A final aspect that I would like to highlight is that I consider it important that a research group stays lively in the initiatives that are undertaken and that creativity is fostered as much as possible. In my opinion, in academia we should “renew” or even try to “reinvent ourselves” continuously in all kinds of ways. One should not become a “factory” that produces people with academic degrees like a conveyor belt and doing the same research tricks over and over again. This means that we should explore new research directions just beyond the edge of our own research domain all the time using our strength in our own domain as a starting point. As a research group we have made a large shift over the last 25 years in a gradual fashion. We started off as a real plasma physics group with little material expertise but now the materials research is very prominent. Through projects on plasma-enhanced chemical vapor deposition (PECVD) and plasma-enhanced atomic layer deposition (PEALD) we have become a major worldwide player in the field of atomic scale processing (and not always involving plasmas) while our focus on advanced studies of plasma species and plasma-surface interactions strengthened our research on molecular conversion. We are also continuously exploring new application domains. Our research on energy conversion and storage has been expanded to fields such as perovskite solar cells, Li-ion batteries and (plasma) catalysis whereas our research on nano(opto)electronics involves now also studies in the field of photonics and quantum technology.

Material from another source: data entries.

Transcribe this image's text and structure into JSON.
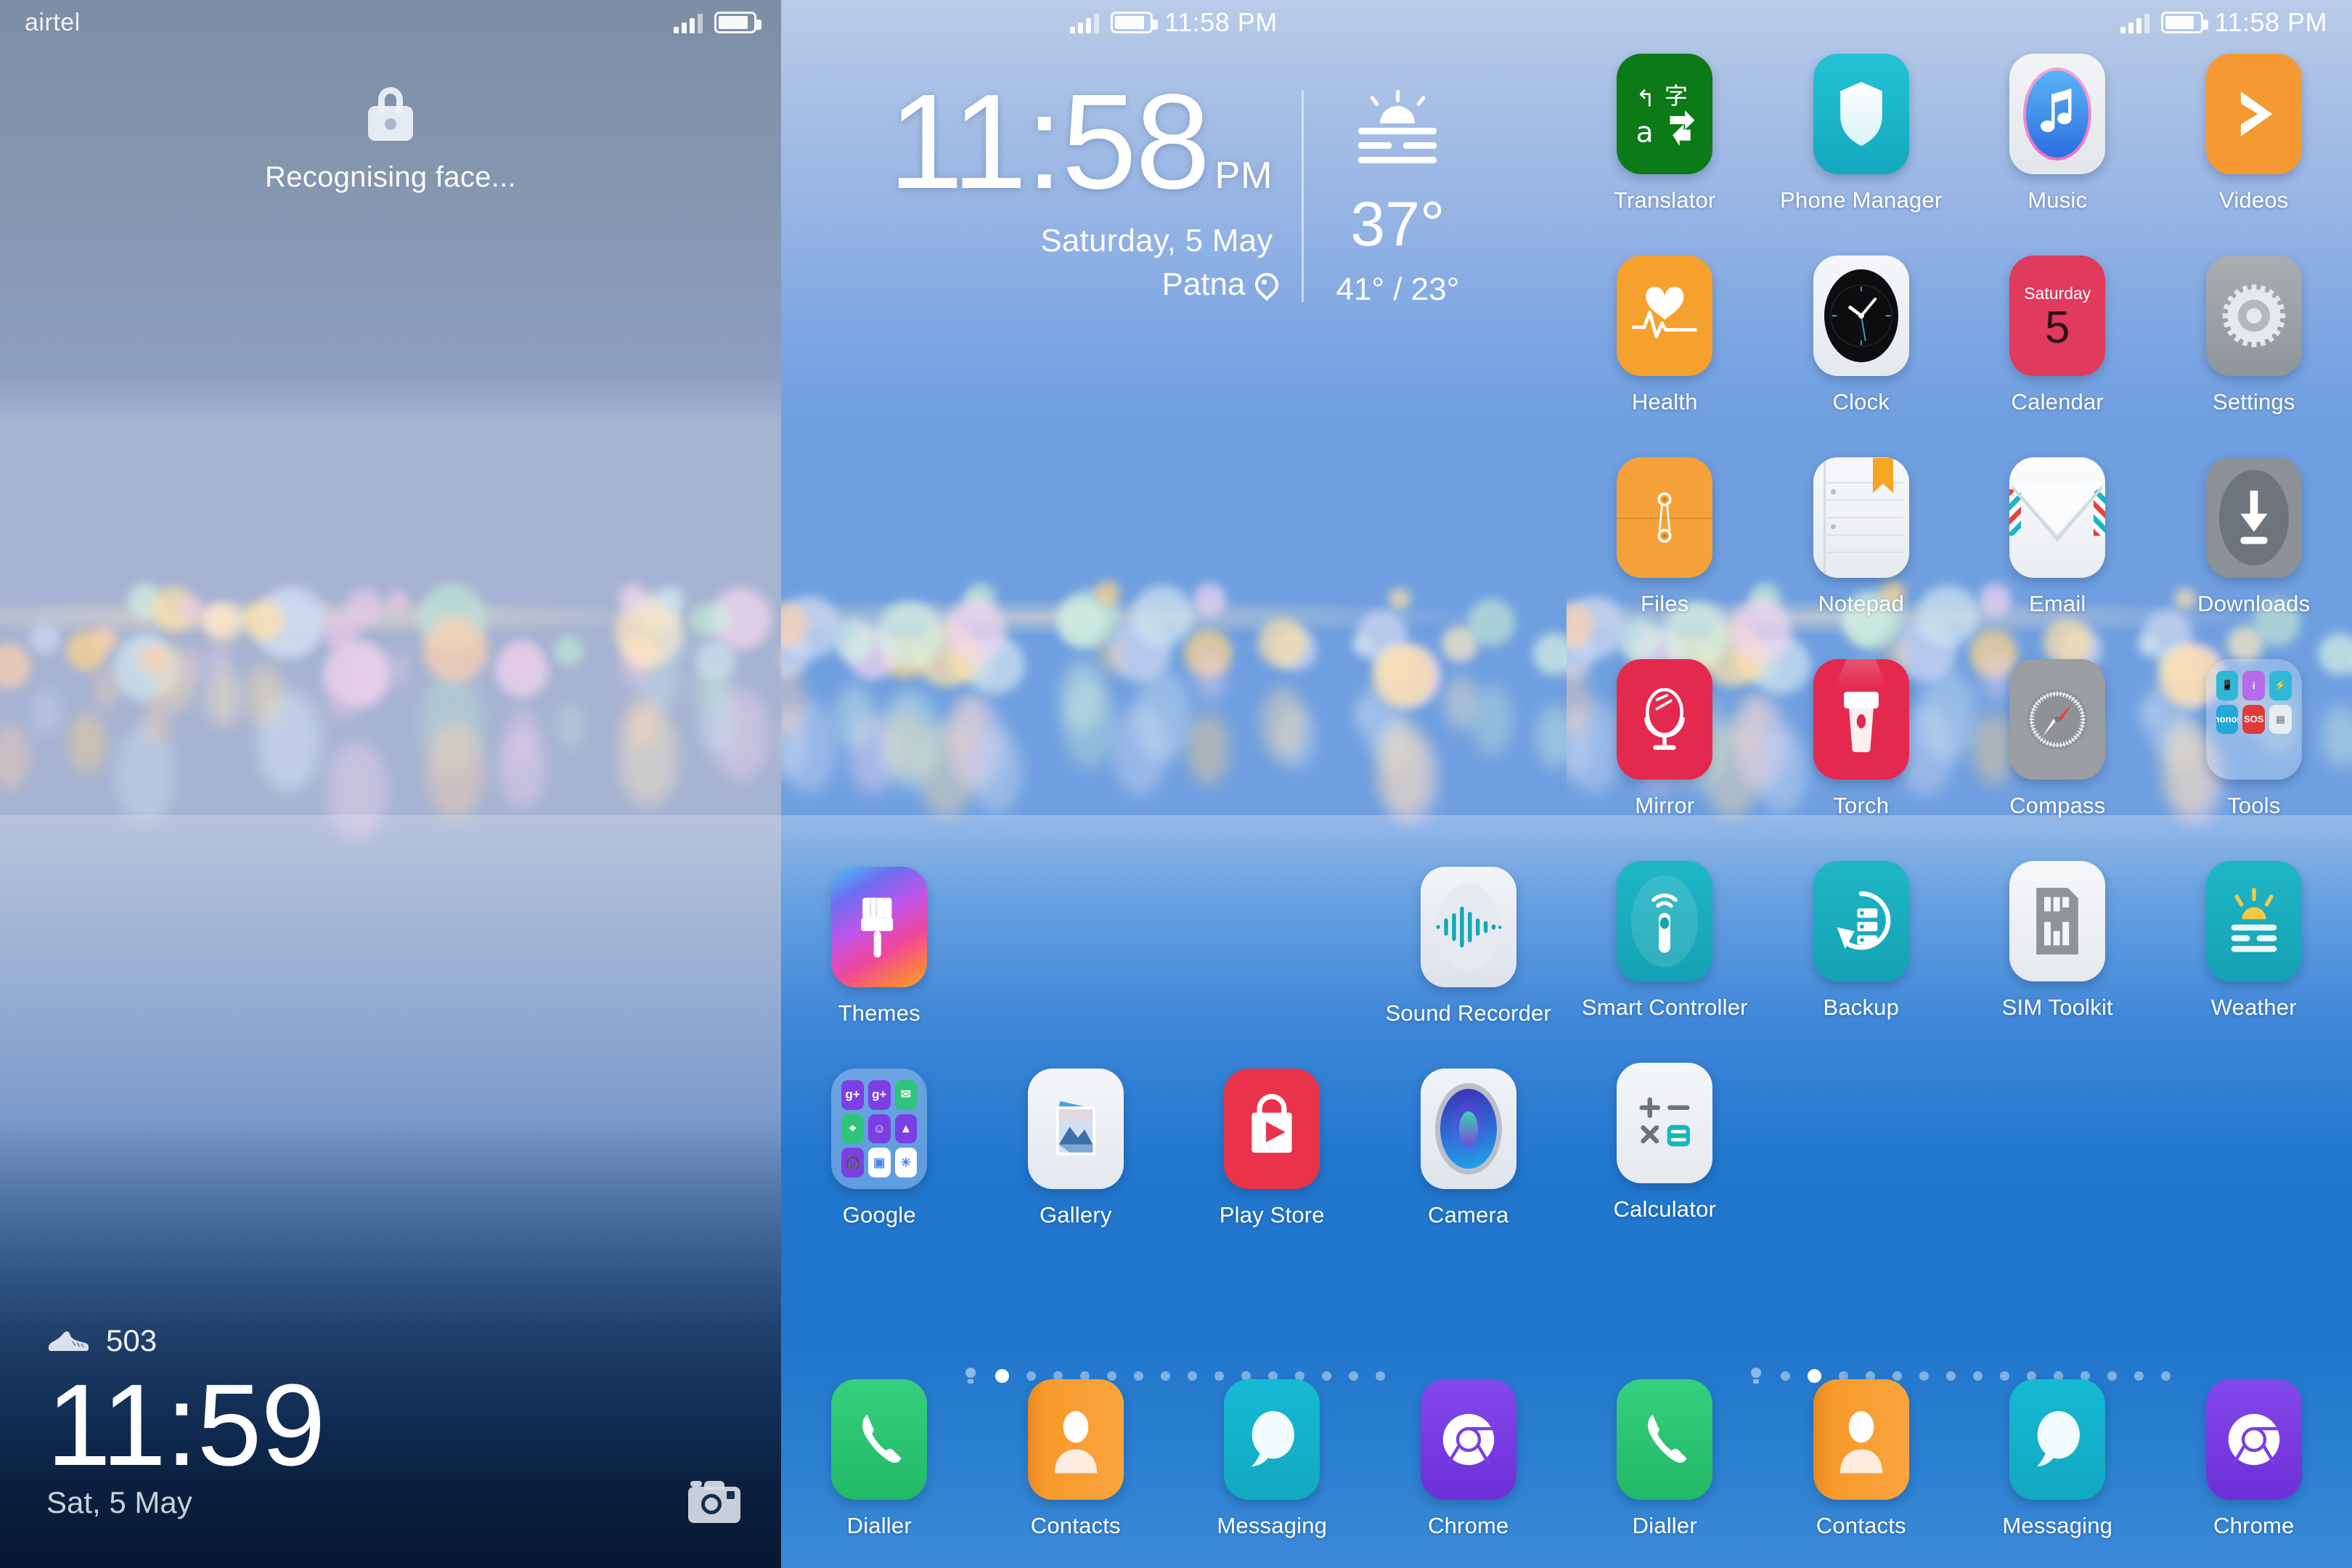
{
  "panels": {
    "lock": {
      "status": {
        "carrier": "airtel",
        "signal_icon": "signal-bars-icon",
        "battery_icon": "battery-icon"
      },
      "lock_icon": "lock-icon",
      "message": "Recognising face...",
      "steps_icon": "shoe-icon",
      "steps": "503",
      "time": "11:59",
      "date": "Sat, 5 May",
      "camera_icon": "camera-icon"
    },
    "home": {
      "status": {
        "signal_icon": "signal-bars-icon",
        "battery_icon": "battery-icon",
        "clock": "11:58 PM"
      },
      "widget": {
        "time": "11:58",
        "meridiem": "PM",
        "date": "Saturday, 5 May",
        "location": "Patna",
        "location_icon": "location-pin-icon",
        "weather_icon": "haze-sun-icon",
        "temp": "37°",
        "range": "41° / 23°"
      },
      "apps": [
        {
          "label": "Themes",
          "icon": "themes-icon"
        },
        {
          "label": "",
          "icon": ""
        },
        {
          "label": "",
          "icon": ""
        },
        {
          "label": "Sound Recorder",
          "icon": "sound-recorder-icon"
        },
        {
          "label": "Google",
          "icon": "google-folder-icon"
        },
        {
          "label": "Gallery",
          "icon": "gallery-icon"
        },
        {
          "label": "Play Store",
          "icon": "play-store-icon"
        },
        {
          "label": "Camera",
          "icon": "camera-app-icon"
        }
      ],
      "page_indicator": {
        "home_icon": "home-icon",
        "total": 15,
        "active": 1
      },
      "dock": [
        {
          "label": "Dialler",
          "icon": "phone-icon"
        },
        {
          "label": "Contacts",
          "icon": "contacts-icon"
        },
        {
          "label": "Messaging",
          "icon": "message-bubble-icon"
        },
        {
          "label": "Chrome",
          "icon": "chrome-icon"
        }
      ]
    },
    "apps": {
      "status": {
        "signal_icon": "signal-bars-icon",
        "battery_icon": "battery-icon",
        "clock": "11:58 PM"
      },
      "apps": [
        {
          "label": "Translator",
          "icon": "translator-icon"
        },
        {
          "label": "Phone Manager",
          "icon": "shield-icon"
        },
        {
          "label": "Music",
          "icon": "music-note-icon"
        },
        {
          "label": "Videos",
          "icon": "videos-play-icon"
        },
        {
          "label": "Health",
          "icon": "health-heart-icon"
        },
        {
          "label": "Clock",
          "icon": "analog-clock-icon"
        },
        {
          "label": "Calendar",
          "icon": "calendar-icon"
        },
        {
          "label": "Settings",
          "icon": "gear-icon"
        },
        {
          "label": "Files",
          "icon": "files-folder-icon"
        },
        {
          "label": "Notepad",
          "icon": "notepad-icon"
        },
        {
          "label": "Email",
          "icon": "envelope-icon"
        },
        {
          "label": "Downloads",
          "icon": "download-arrow-icon"
        },
        {
          "label": "Mirror",
          "icon": "mirror-icon"
        },
        {
          "label": "Torch",
          "icon": "flashlight-icon"
        },
        {
          "label": "Compass",
          "icon": "compass-icon"
        },
        {
          "label": "Tools",
          "icon": "tools-folder-icon"
        },
        {
          "label": "Smart Controller",
          "icon": "remote-control-icon"
        },
        {
          "label": "Backup",
          "icon": "backup-icon"
        },
        {
          "label": "SIM Toolkit",
          "icon": "sim-card-icon"
        },
        {
          "label": "Weather",
          "icon": "haze-sun-icon"
        },
        {
          "label": "Calculator",
          "icon": "calculator-icon"
        },
        {
          "label": "",
          "icon": ""
        },
        {
          "label": "",
          "icon": ""
        },
        {
          "label": "",
          "icon": ""
        }
      ],
      "calendar_icon_text": {
        "weekday": "Saturday",
        "day": "5"
      },
      "page_indicator": {
        "home_icon": "home-icon",
        "total": 15,
        "active": 2
      },
      "dock": [
        {
          "label": "Dialler",
          "icon": "phone-icon"
        },
        {
          "label": "Contacts",
          "icon": "contacts-icon"
        },
        {
          "label": "Messaging",
          "icon": "message-bubble-icon"
        },
        {
          "label": "Chrome",
          "icon": "chrome-icon"
        }
      ]
    }
  },
  "colors": {
    "translator_green": "#0b7a17",
    "phone_manager_teal": "#1db9cf",
    "videos_orange": "#f59a33",
    "health_orange": "#f6a02e",
    "calendar_red": "#e03a5c",
    "settings_gray": "#9aa0a6",
    "files_orange": "#f5a13a",
    "downloads_gray": "#8c9097",
    "mirror_red": "#e4294f",
    "torch_red": "#e4294f",
    "compass_gray": "#9a9da2",
    "teal": "#16b4c4",
    "dialler_green": "#2fc46e",
    "contacts_orange": "#f89a2b",
    "messaging_teal": "#14b6c8",
    "chrome_purple": "#7b3fe4",
    "play_store_red": "#e8334a"
  }
}
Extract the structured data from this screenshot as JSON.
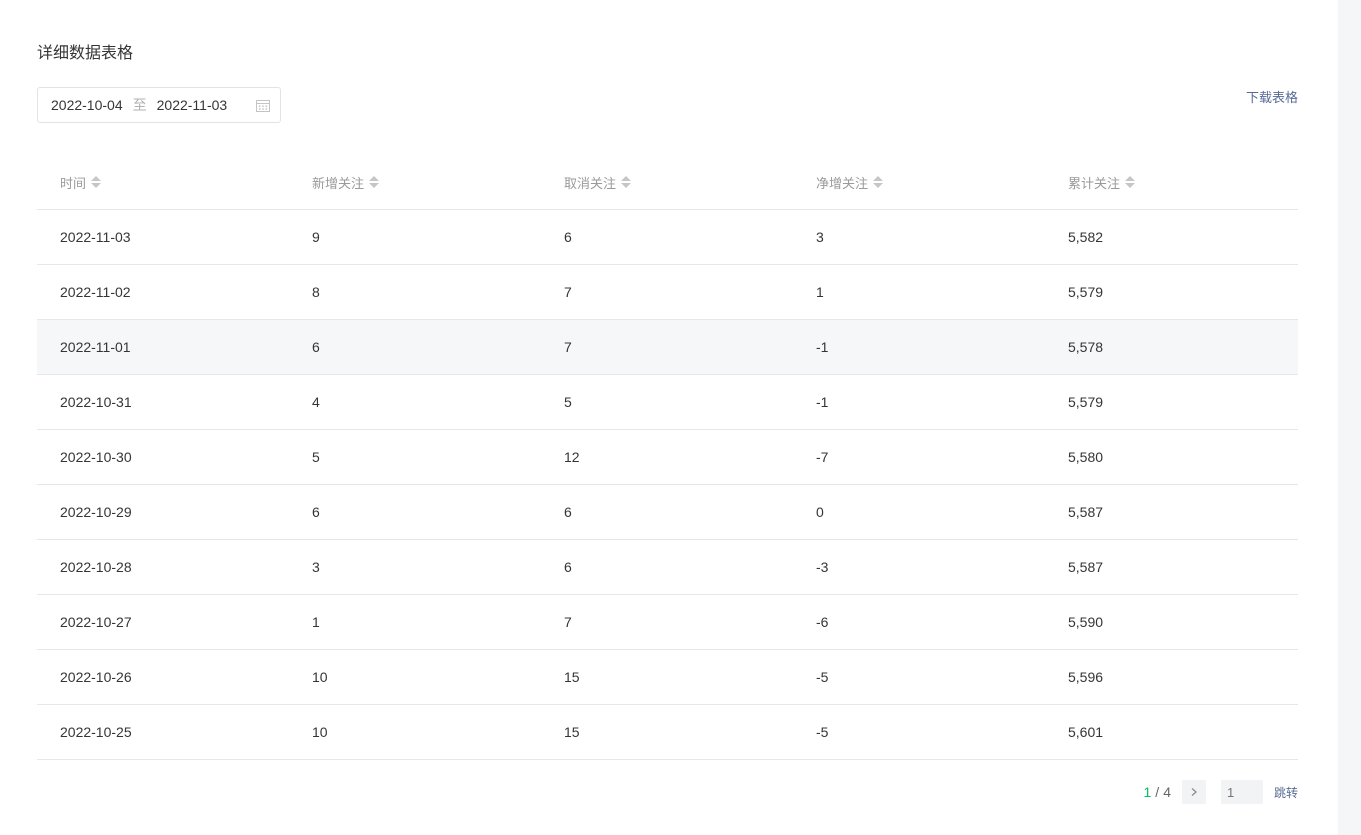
{
  "section_title": "详细数据表格",
  "date_range": {
    "start": "2022-10-04",
    "separator": "至",
    "end": "2022-11-03",
    "icon": "calendar-icon"
  },
  "download_label": "下载表格",
  "table": {
    "columns": [
      "时间",
      "新增关注",
      "取消关注",
      "净增关注",
      "累计关注"
    ],
    "sort_icon": "sort-icon",
    "rows": [
      [
        "2022-11-03",
        "9",
        "6",
        "3",
        "5,582"
      ],
      [
        "2022-11-02",
        "8",
        "7",
        "1",
        "5,579"
      ],
      [
        "2022-11-01",
        "6",
        "7",
        "-1",
        "5,578"
      ],
      [
        "2022-10-31",
        "4",
        "5",
        "-1",
        "5,579"
      ],
      [
        "2022-10-30",
        "5",
        "12",
        "-7",
        "5,580"
      ],
      [
        "2022-10-29",
        "6",
        "6",
        "0",
        "5,587"
      ],
      [
        "2022-10-28",
        "3",
        "6",
        "-3",
        "5,587"
      ],
      [
        "2022-10-27",
        "1",
        "7",
        "-6",
        "5,590"
      ],
      [
        "2022-10-26",
        "10",
        "15",
        "-5",
        "5,596"
      ],
      [
        "2022-10-25",
        "10",
        "15",
        "-5",
        "5,601"
      ]
    ],
    "hovered_row_index": 2
  },
  "pagination": {
    "current": "1",
    "separator": "/",
    "total": "4",
    "next_icon": "chevron-right-icon",
    "input_placeholder": "1",
    "jump_label": "跳转"
  },
  "colors": {
    "accent": "#07c160",
    "link": "#576b95",
    "border": "#e7e7eb",
    "hover_row": "#f6f7f9"
  }
}
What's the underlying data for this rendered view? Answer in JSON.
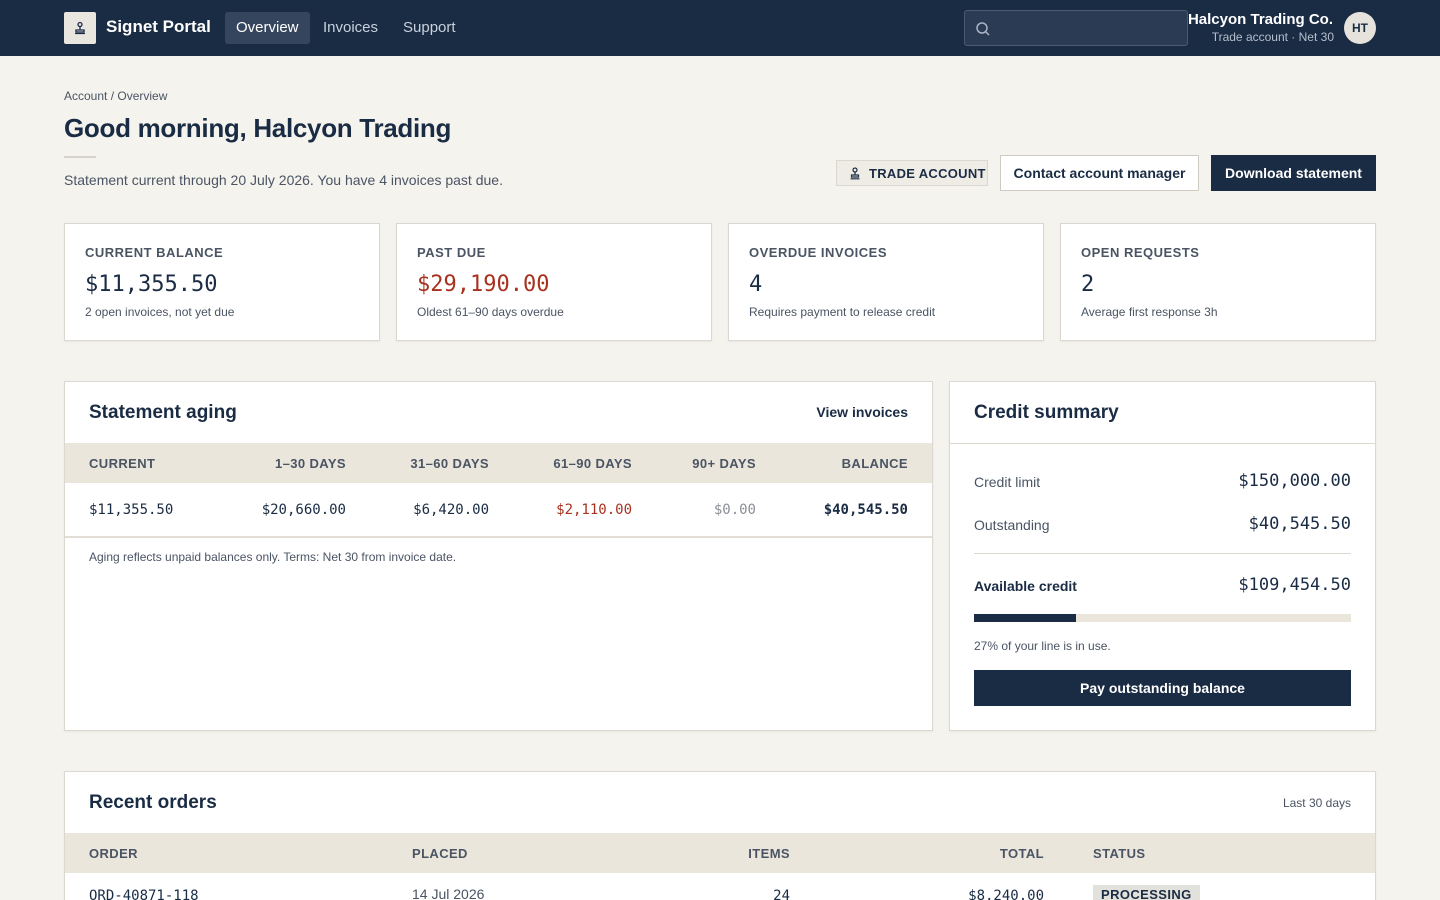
{
  "nav": {
    "brand": "Signet Portal",
    "tabs": [
      {
        "label": "Overview",
        "active": true
      },
      {
        "label": "Invoices",
        "active": false
      },
      {
        "label": "Support",
        "active": false
      }
    ],
    "search_value": "",
    "account_name": "Halcyon Trading Co.",
    "account_sub": "Trade account · Net 30",
    "avatar_initials": "HT"
  },
  "header": {
    "breadcrumb": "Account / Overview",
    "title": "Good morning, Halcyon Trading",
    "subtitle": "Statement current through 20 July 2026. You have 4 invoices past due.",
    "badge": "TRADE ACCOUNT",
    "contact_button": "Contact account manager",
    "download_button": "Download statement"
  },
  "stats": [
    {
      "label": "CURRENT BALANCE",
      "value": "$11,355.50",
      "note": "2 open invoices, not yet due"
    },
    {
      "label": "PAST DUE",
      "value": "$29,190.00",
      "note": "Oldest 61–90 days overdue"
    },
    {
      "label": "OVERDUE INVOICES",
      "value": "4",
      "note": "Requires payment to release credit"
    },
    {
      "label": "OPEN REQUESTS",
      "value": "2",
      "note": "Average first response 3h"
    }
  ],
  "aging": {
    "title": "Statement aging",
    "link": "View invoices",
    "headers": [
      "CURRENT",
      "1–30 DAYS",
      "31–60 DAYS",
      "61–90 DAYS",
      "90+ DAYS",
      "BALANCE"
    ],
    "values": [
      "$11,355.50",
      "$20,660.00",
      "$6,420.00",
      "$2,110.00",
      "$0.00",
      "$40,545.50"
    ],
    "note": "Aging reflects unpaid balances only. Terms: Net 30 from invoice date."
  },
  "credit": {
    "title": "Credit summary",
    "limit_label": "Credit limit",
    "limit_value": "$150,000.00",
    "outstanding_label": "Outstanding",
    "outstanding_value": "$40,545.50",
    "available_label": "Available credit",
    "available_value": "$109,454.50",
    "usage_fraction": 0.27,
    "note": "27% of your line is in use.",
    "pay_button": "Pay outstanding balance"
  },
  "orders": {
    "title": "Recent orders",
    "range": "Last 30 days",
    "headers": [
      "ORDER",
      "PLACED",
      "ITEMS",
      "TOTAL",
      "STATUS"
    ],
    "rows": [
      {
        "order": "ORD-40871-118",
        "placed": "14 Jul 2026",
        "items": "24",
        "total": "$8,240.00",
        "status": "PROCESSING"
      }
    ]
  },
  "colors": {
    "navy": "#1a2b44",
    "background": "#f5f3ee",
    "danger": "#a8321f",
    "table_header": "#ebe6dc"
  }
}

It is also important to organize events. This should go beyond the involvement in the organization of conferences, which is of course important too. Over the years we organized several one or few day meetings to highlight our research but also to provide service to the community and to introduce newcomers from research institutes and industry. The topics of these meetings ranged from fundamentals of ALD to ALD4PV and from Area Selective Deposition to ALD for 2D materials. Together with Prof. Gregory Parsons, I also started the ALD Academy initiative with the aim to educate students and professionals on the principles, applications and future advancements of ALD and related atomic-scale processes. With our group we also try to put emphasis on generating insightful images, animations and videos. As a matter of fact, I recognized that this is something very educational for students to be involved in: trying to clearly express your research in a graphical way stripping it from all side aspects such that the focus is really on the basics. Some of these images and animations can be found back in the image library on this blog and on our YouTube channel. Mentioning this blog, this AtomicLimits blog is another example of an initiative from our group that allows for a lot of creativity. The ALD database and ALE database are services to the community which are also helpful for our own research and the rest of the blog posts I leave to the reader to explore him/herself. I do want to highlight that this blog has been recognized as a great tool for science communication by the Royal Academy of Arts and Sciences (KNAW). Science communication is another instructional experience for scientists!
I would like to thank all principal investigators as well as all other past and current group members of the Plasma & Materials Processing group for contributing to the group spirit and to the overall group performance. Special thanks go out to my predecessors Prof. Richard van de Sanden and Prof. Daan Schram.
See also the group page on LinkedIn